* _Problem details_: All lines in the entries below that hold "time" make up the answer.

::::

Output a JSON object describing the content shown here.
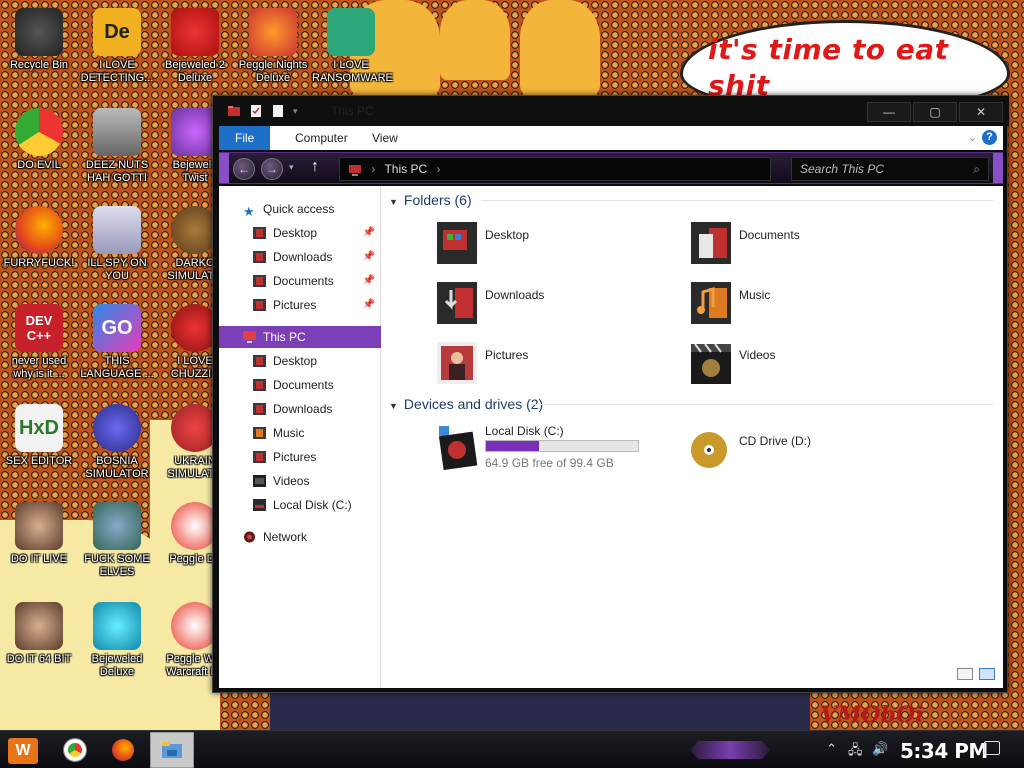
{
  "desktop": {
    "icons": [
      {
        "label": "Recycle Bin"
      },
      {
        "label": "I LOVE\nDETECTING..."
      },
      {
        "label": "Bejeweled 2\nDeluxe"
      },
      {
        "label": "Peggle Nights\nDeluxe"
      },
      {
        "label": "I LOVE\nRANSOMWARE"
      },
      {
        "label": "DO EVIL"
      },
      {
        "label": "DEEZ NUTS\nHAH GOTTI"
      },
      {
        "label": "Bejewele\nTwist"
      },
      {
        "label": "FURRYFUCK!"
      },
      {
        "label": "ILL SPY ON\nYOU"
      },
      {
        "label": "DARKO\nSIMULATO"
      },
      {
        "label": "never used\nwhy is it ..."
      },
      {
        "label": "THIS\nLANGUAGE ..."
      },
      {
        "label": "I LOVE\nCHUZZIN"
      },
      {
        "label": "SEX EDITOR"
      },
      {
        "label": "BOSNIA\nSIMULATOR"
      },
      {
        "label": "UKRAIN\nSIMULATO"
      },
      {
        "label": "DO IT LIVE"
      },
      {
        "label": "FUCK SOME\nELVES"
      },
      {
        "label": "Peggle De"
      },
      {
        "label": "DO IT 64 BIT"
      },
      {
        "label": "Bejeweled\nDeluxe"
      },
      {
        "label": "Peggle Wor\nWarcraft Ed"
      }
    ],
    "icon_glyphs": {
      "dev_text": "DEV\nC++",
      "go_text": "GO",
      "de_text": "De",
      "hxd_text": "HxD"
    },
    "wallpaper_text": "it's time to eat shit\nand die and chew",
    "watermark": "VMObOi"
  },
  "window": {
    "title": "This PC",
    "buttons": {
      "minimize": "—",
      "maximize": "▢",
      "close": "✕"
    },
    "ribbon": {
      "tabs": [
        "File",
        "Computer",
        "View"
      ],
      "help": "?",
      "chevron": "⌄"
    },
    "nav": {
      "back": "←",
      "forward": "→",
      "dropdown": "▾",
      "up": "↑"
    },
    "address": {
      "crumb": "This PC",
      "sep": "›"
    },
    "search": {
      "placeholder": "Search This PC",
      "icon": "⌕"
    },
    "sidebar": {
      "quick_access": "Quick access",
      "quick_items": [
        "Desktop",
        "Downloads",
        "Documents",
        "Pictures"
      ],
      "pin": "📌",
      "this_pc": "This PC",
      "pc_items": [
        "Desktop",
        "Documents",
        "Downloads",
        "Music",
        "Pictures",
        "Videos",
        "Local Disk (C:)"
      ],
      "network": "Network"
    },
    "folders_header": "Folders (6)",
    "folders": [
      "Desktop",
      "Documents",
      "Downloads",
      "Music",
      "Pictures",
      "Videos"
    ],
    "devices_header": "Devices and drives (2)",
    "drives": [
      {
        "name": "Local Disk (C:)",
        "free_text": "64.9 GB free of 99.4 GB",
        "used_fraction": 0.347
      },
      {
        "name": "CD Drive (D:)"
      }
    ]
  },
  "taskbar": {
    "start_glyph": "W",
    "clock": "5:34 PM",
    "tray": {
      "chevron": "⌃",
      "network": "🖧",
      "volume": "🔊"
    }
  },
  "colors": {
    "accent_purple": "#7d3fb8",
    "file_tab_blue": "#1e6fc8",
    "wallpaper_red": "#c2521a"
  }
}
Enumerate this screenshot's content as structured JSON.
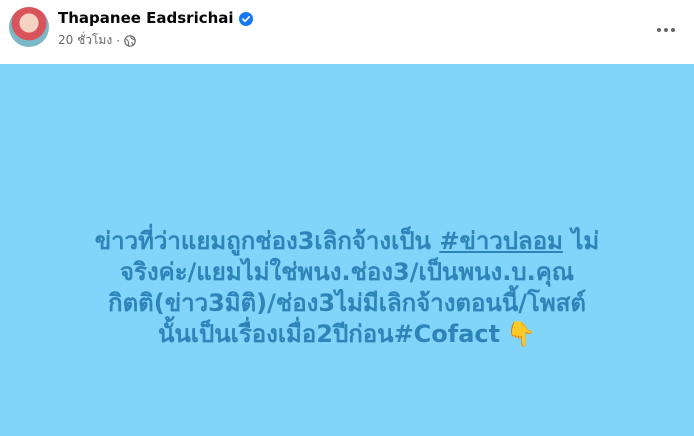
{
  "author": {
    "name": "Thapanee Eadsrichai",
    "time": "20 ชั่วโมง",
    "separator": "·"
  },
  "post": {
    "line1_prefix": "ข่าวที่ว่าแยมถูกช่อง3เลิกจ้างเป็น ",
    "line1_hashtag": "#ข่าวปลอม",
    "line1_suffix": " ไม่",
    "line2": "จริงค่ะ/แยมไม่ใช่พนง.ช่อง3/เป็นพนง.บ.คุณ",
    "line3": "กิตติ(ข่าว3มิติ)/ช่อง3ไม่มีเลิกจ้างตอนนี้/โพสต์",
    "line4": "นั้นเป็นเรื่องเมื่อ2ปีก่อน#Cofact",
    "emoji": "👇"
  },
  "colors": {
    "background": "#81d4fa",
    "text": "#2c84b9",
    "verified": "#1877f2"
  },
  "icons": {
    "verified": "verified-badge-icon",
    "privacy": "globe-icon",
    "more": "more-options-icon"
  }
}
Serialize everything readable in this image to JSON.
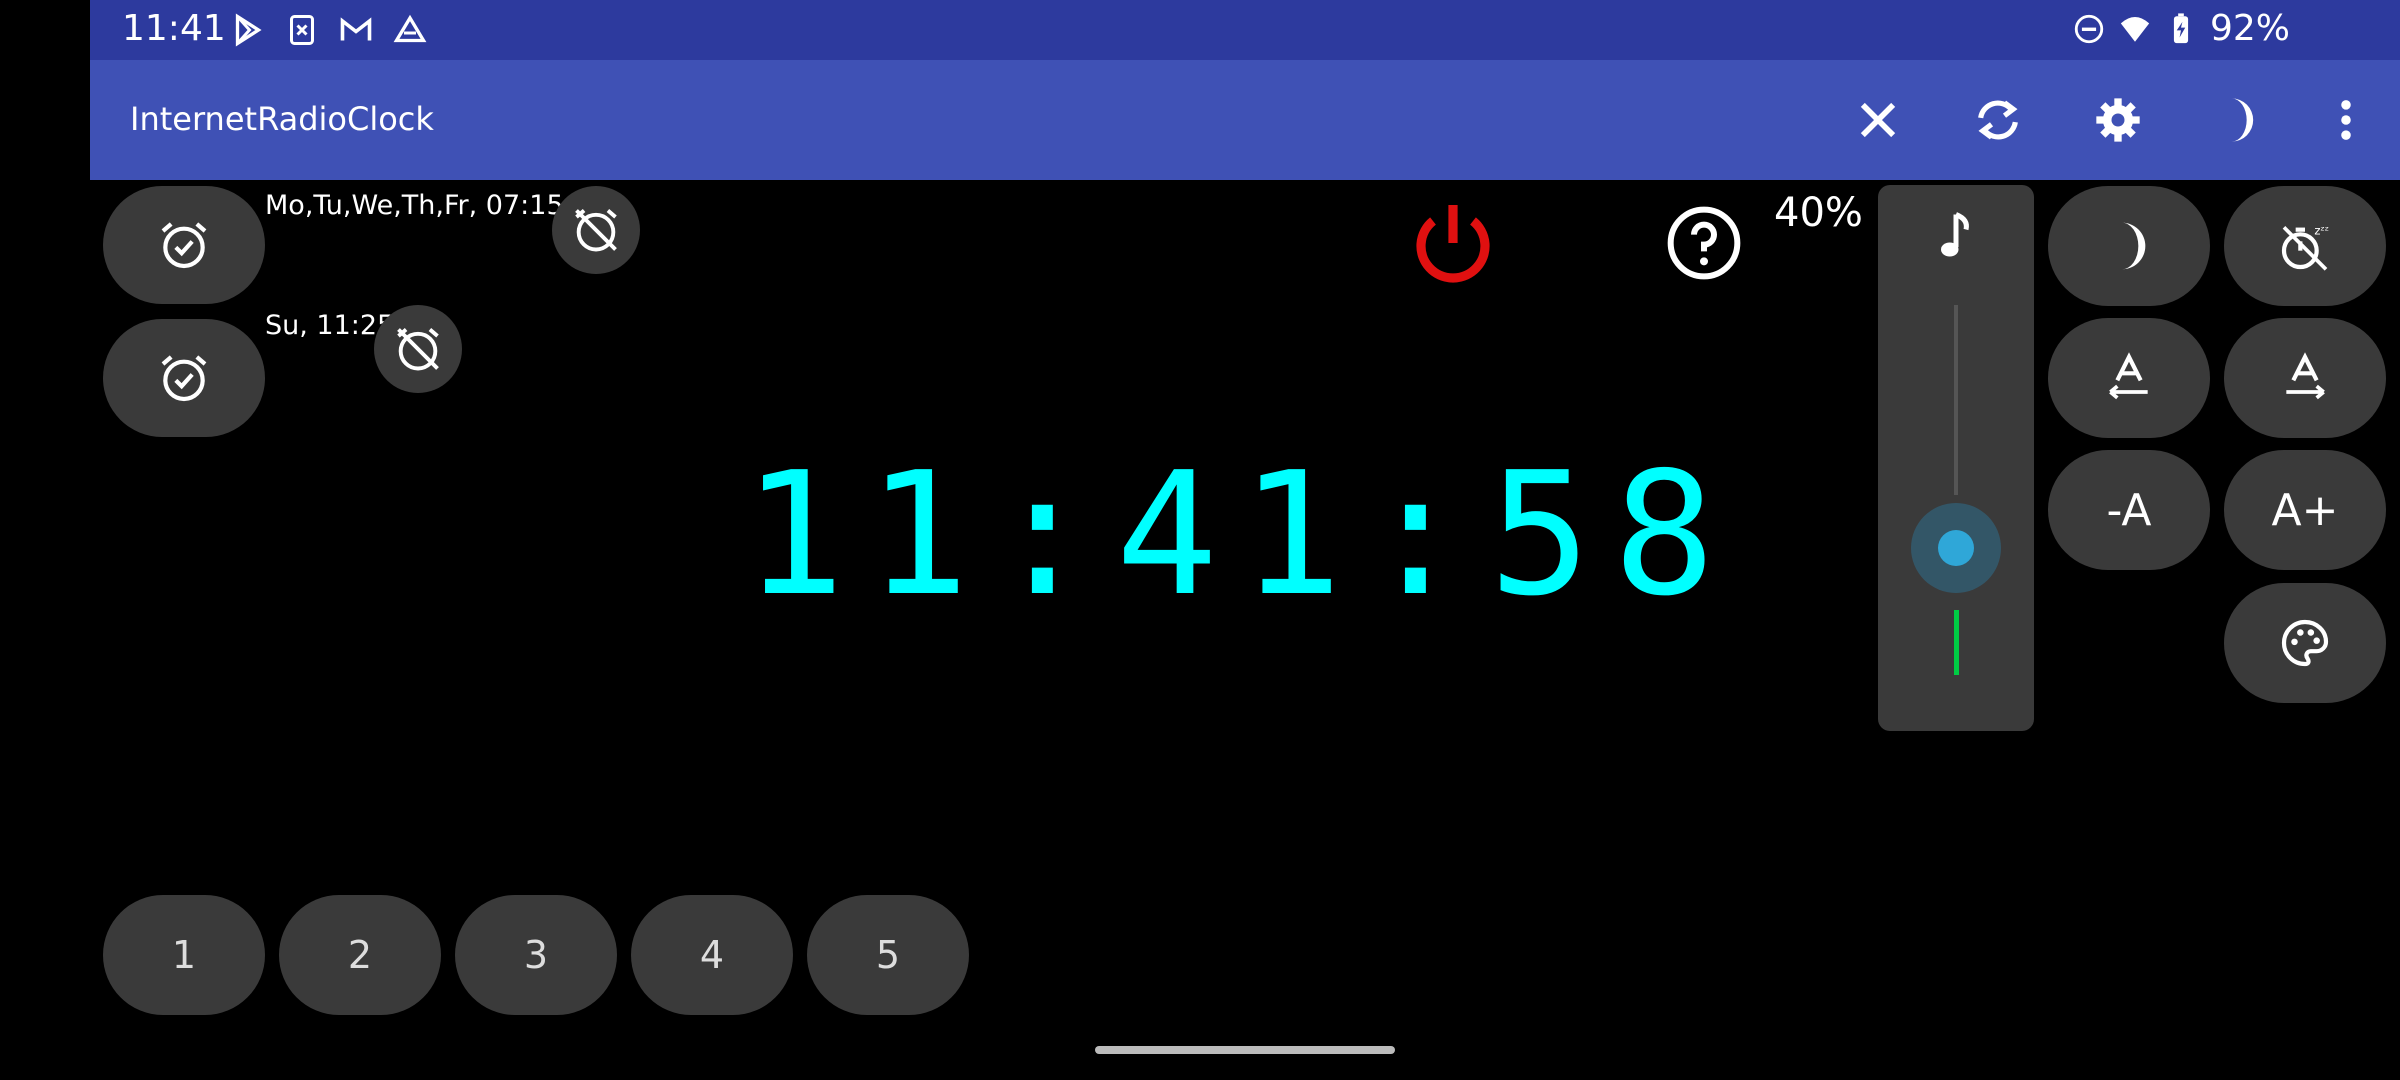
{
  "status_bar": {
    "time": "11:41",
    "battery": "92%",
    "left_icons": [
      "play-store-icon",
      "file-x-icon",
      "gmail-icon",
      "drive-icon"
    ],
    "right_icons": [
      "do-not-disturb-icon",
      "wifi-icon",
      "battery-icon"
    ]
  },
  "app_bar": {
    "title": "InternetRadioClock",
    "actions": [
      "close-icon",
      "sync-icon",
      "settings-icon",
      "night-mode-icon",
      "more-vert-icon"
    ]
  },
  "alarms": [
    {
      "label": "Mo,Tu,We,Th,Fr, 07:15"
    },
    {
      "label": "Su, 11:25"
    }
  ],
  "clock": {
    "time": "11:41:58",
    "color": "#00ffff"
  },
  "volume": {
    "percent_label": "40%",
    "level_percent": 40
  },
  "presets": [
    "1",
    "2",
    "3",
    "4",
    "5"
  ],
  "font_buttons": {
    "decrease": "-A",
    "increase": "A+"
  },
  "colors": {
    "status_bar": "#2d3a9e",
    "app_bar": "#3f51b5",
    "power": "#e01010",
    "button_bg": "#3a3a3a",
    "knob": "#2fa7d8",
    "level": "#00cc44"
  }
}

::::

* _Solution_:
    "wallpaper_text": "it's time to eat shit\nand die and chew",
    "time": "20 ชั่วโมง",
    "time": "11:41",
    "time": "11:41:58",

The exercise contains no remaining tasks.